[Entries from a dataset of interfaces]
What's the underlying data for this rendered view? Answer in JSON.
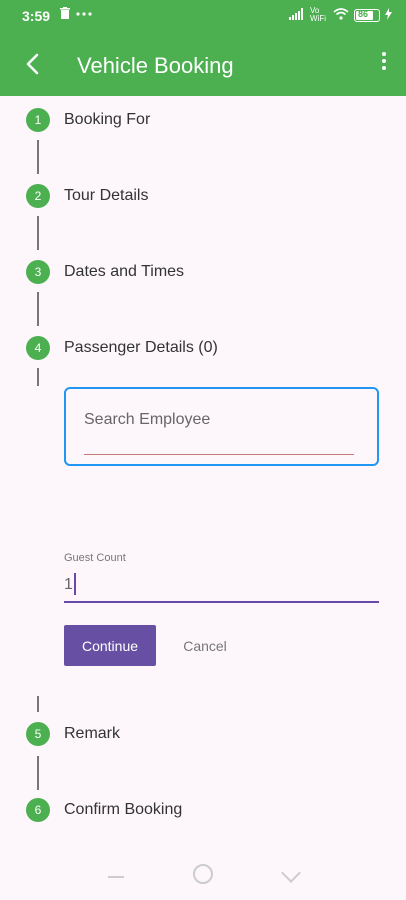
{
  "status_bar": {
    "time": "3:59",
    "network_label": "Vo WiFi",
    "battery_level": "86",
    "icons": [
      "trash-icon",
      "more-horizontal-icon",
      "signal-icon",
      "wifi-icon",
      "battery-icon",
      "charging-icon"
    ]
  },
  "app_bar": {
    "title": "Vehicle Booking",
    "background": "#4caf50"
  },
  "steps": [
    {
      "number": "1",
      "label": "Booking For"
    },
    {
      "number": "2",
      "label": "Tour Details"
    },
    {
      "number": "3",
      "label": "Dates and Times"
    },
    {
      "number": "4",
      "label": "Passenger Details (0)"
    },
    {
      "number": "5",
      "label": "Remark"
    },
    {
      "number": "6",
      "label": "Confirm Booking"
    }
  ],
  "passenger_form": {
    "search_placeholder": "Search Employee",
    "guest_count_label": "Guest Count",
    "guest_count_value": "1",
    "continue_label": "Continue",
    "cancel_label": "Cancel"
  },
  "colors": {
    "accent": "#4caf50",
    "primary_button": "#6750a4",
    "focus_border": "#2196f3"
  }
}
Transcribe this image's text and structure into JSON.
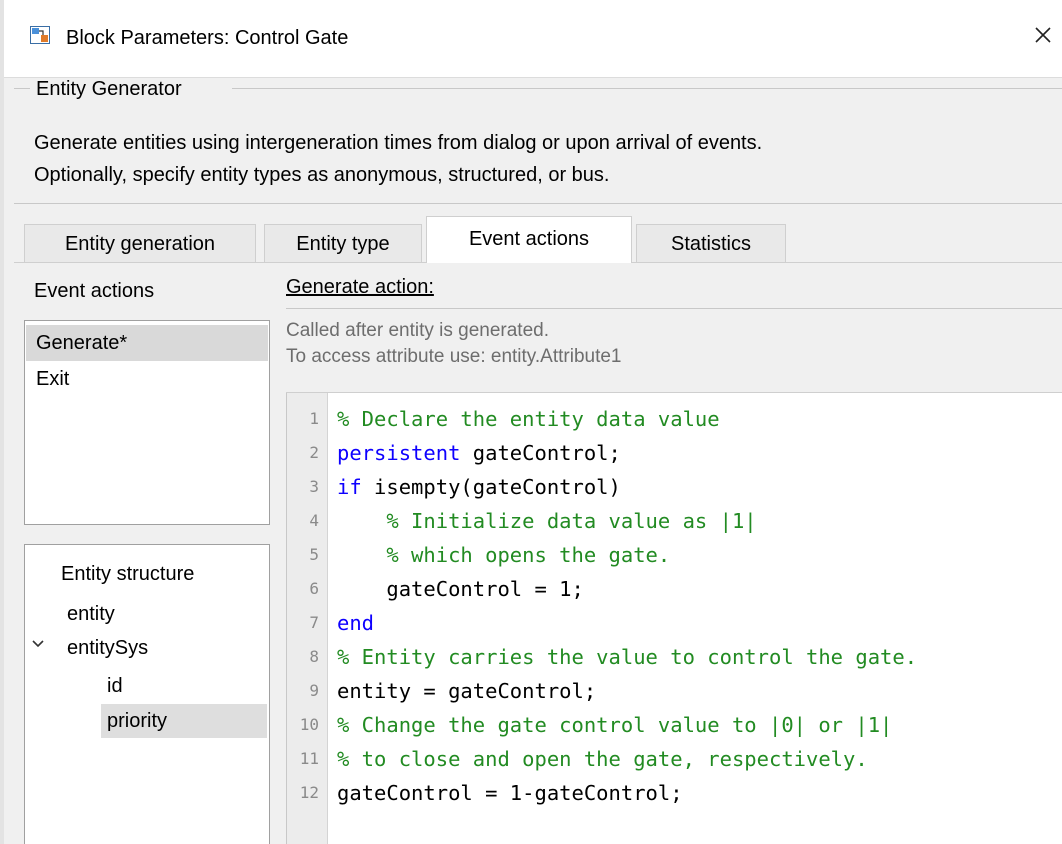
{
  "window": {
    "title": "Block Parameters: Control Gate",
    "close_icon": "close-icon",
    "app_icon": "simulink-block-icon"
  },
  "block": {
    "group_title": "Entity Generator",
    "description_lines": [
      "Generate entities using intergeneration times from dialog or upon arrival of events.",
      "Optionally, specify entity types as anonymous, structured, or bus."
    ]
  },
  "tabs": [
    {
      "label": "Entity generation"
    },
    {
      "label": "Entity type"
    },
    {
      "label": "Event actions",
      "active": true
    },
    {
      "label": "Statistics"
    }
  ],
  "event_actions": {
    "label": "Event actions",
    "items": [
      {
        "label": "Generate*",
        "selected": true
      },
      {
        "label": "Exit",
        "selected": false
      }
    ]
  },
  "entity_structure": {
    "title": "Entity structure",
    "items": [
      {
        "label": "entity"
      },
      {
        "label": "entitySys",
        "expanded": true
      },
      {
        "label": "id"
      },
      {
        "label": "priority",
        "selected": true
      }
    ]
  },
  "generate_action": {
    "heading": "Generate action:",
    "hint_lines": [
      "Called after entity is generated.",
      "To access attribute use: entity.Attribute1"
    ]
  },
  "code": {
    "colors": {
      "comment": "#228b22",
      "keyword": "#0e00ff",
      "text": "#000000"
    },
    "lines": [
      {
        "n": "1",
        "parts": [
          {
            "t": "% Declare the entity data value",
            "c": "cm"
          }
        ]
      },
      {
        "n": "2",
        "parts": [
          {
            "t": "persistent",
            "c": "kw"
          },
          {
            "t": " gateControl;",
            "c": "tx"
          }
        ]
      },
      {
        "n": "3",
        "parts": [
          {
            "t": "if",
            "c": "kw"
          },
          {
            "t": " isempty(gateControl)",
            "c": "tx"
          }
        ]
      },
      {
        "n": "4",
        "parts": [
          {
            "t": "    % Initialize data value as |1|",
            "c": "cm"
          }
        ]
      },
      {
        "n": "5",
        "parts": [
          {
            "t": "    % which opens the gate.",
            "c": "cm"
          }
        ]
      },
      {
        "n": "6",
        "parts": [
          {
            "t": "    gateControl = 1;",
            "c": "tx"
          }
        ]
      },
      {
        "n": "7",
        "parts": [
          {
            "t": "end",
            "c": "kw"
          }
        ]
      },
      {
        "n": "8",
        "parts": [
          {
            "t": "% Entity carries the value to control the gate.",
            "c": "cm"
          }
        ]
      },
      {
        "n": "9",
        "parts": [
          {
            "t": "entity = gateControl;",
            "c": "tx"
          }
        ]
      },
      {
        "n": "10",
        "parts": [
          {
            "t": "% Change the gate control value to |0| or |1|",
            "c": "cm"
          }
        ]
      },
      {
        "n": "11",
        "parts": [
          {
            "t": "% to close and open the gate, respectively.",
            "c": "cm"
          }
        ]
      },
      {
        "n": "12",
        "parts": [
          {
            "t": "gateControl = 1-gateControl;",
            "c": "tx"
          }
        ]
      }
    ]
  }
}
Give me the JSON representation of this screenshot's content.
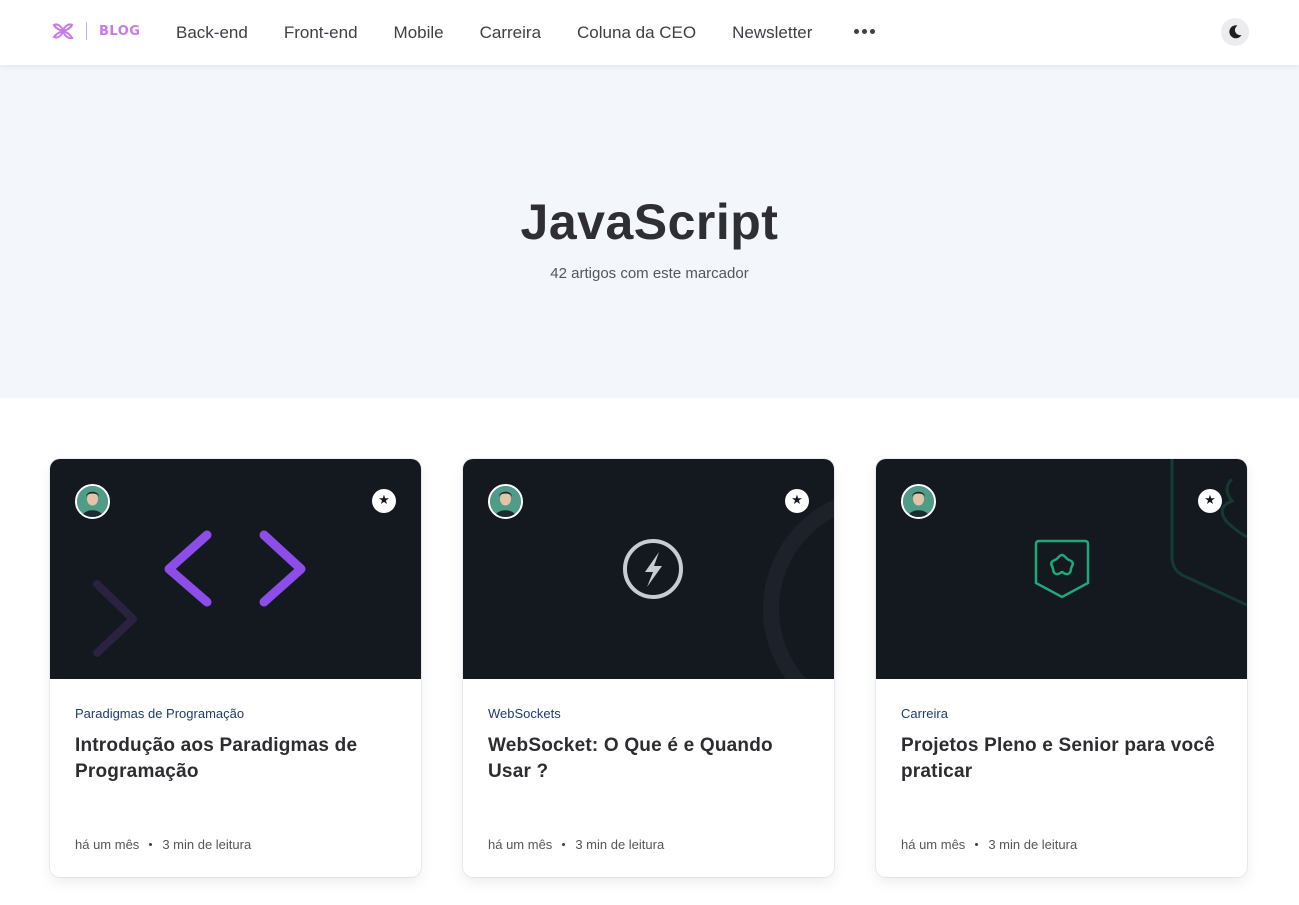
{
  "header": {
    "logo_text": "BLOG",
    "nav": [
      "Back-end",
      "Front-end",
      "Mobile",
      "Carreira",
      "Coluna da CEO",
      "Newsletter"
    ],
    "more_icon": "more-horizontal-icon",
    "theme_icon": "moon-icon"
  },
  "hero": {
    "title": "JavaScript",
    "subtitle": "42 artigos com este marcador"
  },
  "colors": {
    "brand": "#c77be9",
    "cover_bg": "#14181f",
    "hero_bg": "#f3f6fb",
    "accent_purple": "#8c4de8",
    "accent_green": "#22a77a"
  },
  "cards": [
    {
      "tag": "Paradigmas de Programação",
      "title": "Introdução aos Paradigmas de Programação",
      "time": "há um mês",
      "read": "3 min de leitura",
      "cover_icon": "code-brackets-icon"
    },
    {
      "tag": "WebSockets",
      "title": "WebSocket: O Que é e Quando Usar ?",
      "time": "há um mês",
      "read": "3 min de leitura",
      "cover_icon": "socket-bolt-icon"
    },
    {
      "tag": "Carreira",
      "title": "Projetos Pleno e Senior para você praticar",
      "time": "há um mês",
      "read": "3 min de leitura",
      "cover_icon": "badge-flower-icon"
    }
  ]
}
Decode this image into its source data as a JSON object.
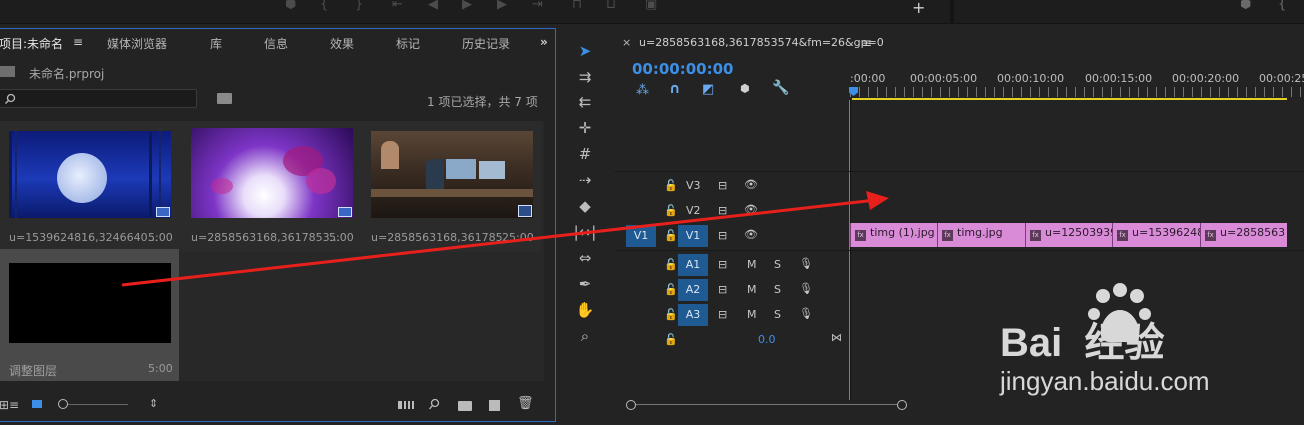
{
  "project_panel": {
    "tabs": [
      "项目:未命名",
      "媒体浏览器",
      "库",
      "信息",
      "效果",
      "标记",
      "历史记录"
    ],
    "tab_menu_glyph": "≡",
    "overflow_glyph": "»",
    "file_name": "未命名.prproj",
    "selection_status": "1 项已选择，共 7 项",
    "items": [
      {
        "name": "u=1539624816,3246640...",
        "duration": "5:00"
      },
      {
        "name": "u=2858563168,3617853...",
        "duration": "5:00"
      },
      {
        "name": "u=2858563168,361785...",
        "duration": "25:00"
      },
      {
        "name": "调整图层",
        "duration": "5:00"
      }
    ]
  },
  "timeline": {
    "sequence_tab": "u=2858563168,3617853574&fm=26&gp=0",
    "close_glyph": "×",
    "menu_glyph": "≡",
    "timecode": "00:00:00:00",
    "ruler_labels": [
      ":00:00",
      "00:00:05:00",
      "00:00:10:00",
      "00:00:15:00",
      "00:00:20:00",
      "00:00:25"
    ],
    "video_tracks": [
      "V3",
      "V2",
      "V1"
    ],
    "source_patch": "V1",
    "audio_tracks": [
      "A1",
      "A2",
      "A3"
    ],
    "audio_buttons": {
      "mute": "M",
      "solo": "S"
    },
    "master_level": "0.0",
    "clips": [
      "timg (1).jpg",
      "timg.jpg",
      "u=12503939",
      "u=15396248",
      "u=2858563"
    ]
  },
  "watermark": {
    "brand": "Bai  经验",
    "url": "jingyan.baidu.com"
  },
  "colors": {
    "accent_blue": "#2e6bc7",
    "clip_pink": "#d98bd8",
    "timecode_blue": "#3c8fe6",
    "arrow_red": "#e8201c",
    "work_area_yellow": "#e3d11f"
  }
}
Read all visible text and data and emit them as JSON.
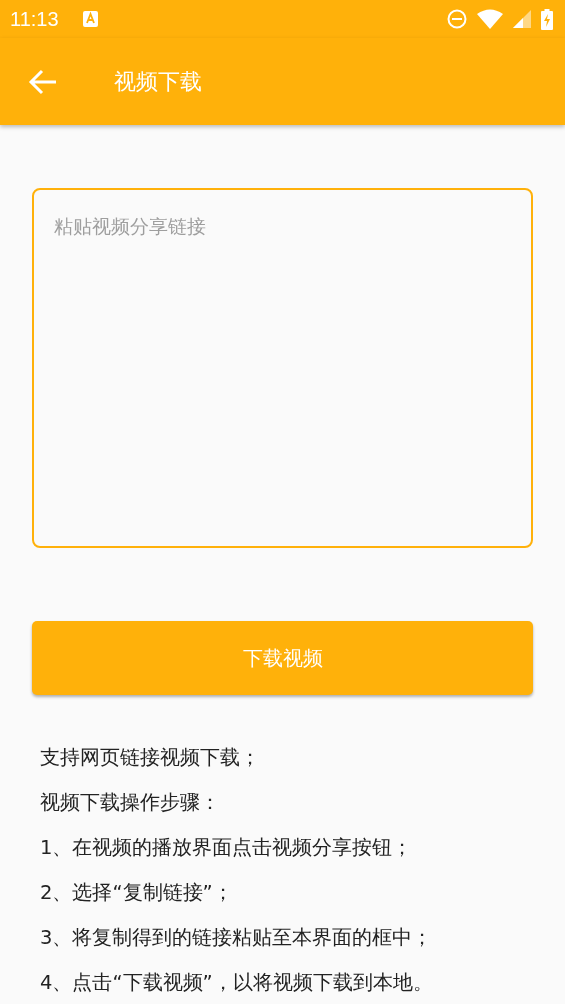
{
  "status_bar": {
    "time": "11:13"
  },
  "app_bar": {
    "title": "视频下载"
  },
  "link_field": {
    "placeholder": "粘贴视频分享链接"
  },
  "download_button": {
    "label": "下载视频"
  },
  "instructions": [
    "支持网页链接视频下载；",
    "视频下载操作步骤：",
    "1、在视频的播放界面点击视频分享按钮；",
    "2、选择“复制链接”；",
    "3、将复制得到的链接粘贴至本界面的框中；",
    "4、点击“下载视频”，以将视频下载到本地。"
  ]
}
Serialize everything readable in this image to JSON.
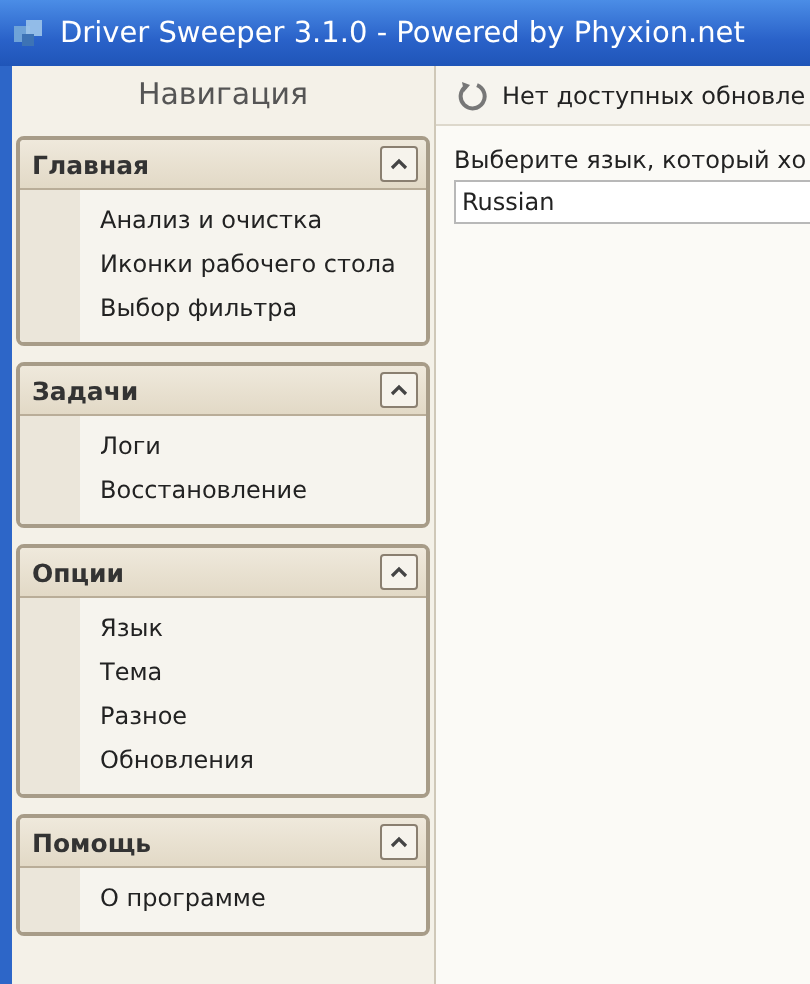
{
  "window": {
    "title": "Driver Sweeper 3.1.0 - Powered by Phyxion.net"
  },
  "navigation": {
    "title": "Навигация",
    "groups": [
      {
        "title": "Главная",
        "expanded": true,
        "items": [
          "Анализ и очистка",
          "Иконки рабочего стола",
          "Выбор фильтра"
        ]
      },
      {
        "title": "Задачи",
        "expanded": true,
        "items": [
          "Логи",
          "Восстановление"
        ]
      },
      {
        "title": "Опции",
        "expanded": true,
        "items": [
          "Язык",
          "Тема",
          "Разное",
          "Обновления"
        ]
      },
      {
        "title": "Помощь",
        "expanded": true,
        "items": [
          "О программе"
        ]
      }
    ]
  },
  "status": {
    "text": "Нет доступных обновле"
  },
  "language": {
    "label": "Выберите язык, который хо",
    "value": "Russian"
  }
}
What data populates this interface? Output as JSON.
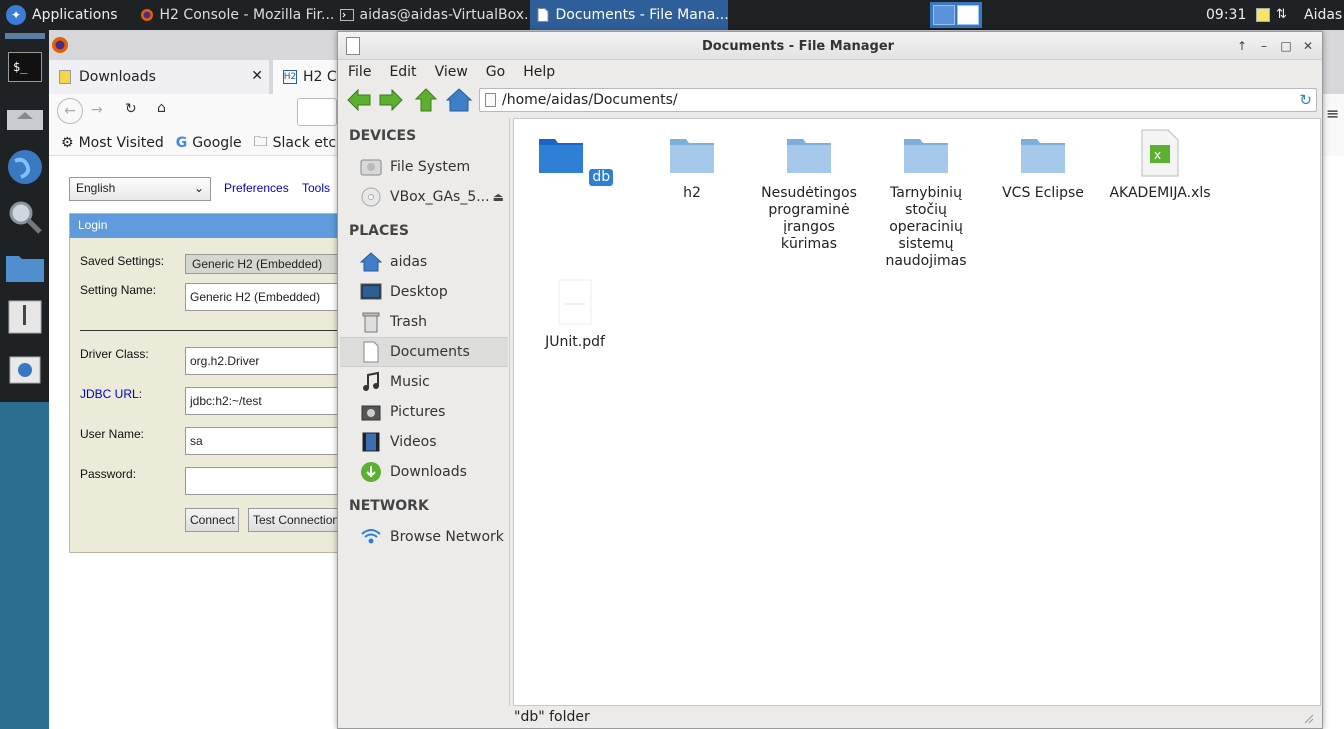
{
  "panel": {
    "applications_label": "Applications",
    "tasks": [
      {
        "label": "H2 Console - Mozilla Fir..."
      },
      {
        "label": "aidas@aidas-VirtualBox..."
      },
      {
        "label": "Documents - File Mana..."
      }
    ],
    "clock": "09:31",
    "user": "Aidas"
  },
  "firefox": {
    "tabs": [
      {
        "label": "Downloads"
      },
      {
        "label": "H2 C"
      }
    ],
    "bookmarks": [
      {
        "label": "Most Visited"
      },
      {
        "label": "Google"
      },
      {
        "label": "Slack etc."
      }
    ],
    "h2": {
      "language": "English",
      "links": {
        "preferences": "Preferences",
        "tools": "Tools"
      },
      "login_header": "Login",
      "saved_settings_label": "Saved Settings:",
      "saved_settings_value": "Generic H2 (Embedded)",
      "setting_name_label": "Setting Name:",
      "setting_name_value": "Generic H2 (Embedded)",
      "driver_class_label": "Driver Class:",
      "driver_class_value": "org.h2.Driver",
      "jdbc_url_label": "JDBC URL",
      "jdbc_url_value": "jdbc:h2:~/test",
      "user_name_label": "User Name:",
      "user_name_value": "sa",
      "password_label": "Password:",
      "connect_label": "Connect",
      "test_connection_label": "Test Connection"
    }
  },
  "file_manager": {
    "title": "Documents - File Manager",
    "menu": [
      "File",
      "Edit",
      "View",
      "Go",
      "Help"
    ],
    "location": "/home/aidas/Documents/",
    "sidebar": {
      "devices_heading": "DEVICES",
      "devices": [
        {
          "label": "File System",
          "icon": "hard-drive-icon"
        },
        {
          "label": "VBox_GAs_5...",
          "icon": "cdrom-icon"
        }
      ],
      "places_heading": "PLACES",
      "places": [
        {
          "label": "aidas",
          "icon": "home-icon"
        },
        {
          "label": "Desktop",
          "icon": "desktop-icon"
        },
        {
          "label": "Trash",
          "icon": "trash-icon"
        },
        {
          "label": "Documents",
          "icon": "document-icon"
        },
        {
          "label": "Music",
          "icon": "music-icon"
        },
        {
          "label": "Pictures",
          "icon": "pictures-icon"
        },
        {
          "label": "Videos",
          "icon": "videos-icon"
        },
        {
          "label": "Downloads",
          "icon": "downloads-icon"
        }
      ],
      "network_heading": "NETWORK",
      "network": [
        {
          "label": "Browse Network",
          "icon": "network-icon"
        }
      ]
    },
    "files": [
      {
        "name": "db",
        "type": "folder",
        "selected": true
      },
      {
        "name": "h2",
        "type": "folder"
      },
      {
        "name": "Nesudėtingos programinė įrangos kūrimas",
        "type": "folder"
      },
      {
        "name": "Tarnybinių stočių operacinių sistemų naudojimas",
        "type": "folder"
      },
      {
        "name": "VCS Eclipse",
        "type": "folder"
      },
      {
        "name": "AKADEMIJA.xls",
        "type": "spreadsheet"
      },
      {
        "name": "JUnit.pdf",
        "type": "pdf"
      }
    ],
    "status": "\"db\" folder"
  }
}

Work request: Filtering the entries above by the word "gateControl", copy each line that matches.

Result for this task:
            "t": " gateControl;",
            "t": " isempty(gateControl)",
            "t": "    gateControl = 1;",
            "t": "entity = gateControl;",
            "t": "gateControl = 1-gateControl;",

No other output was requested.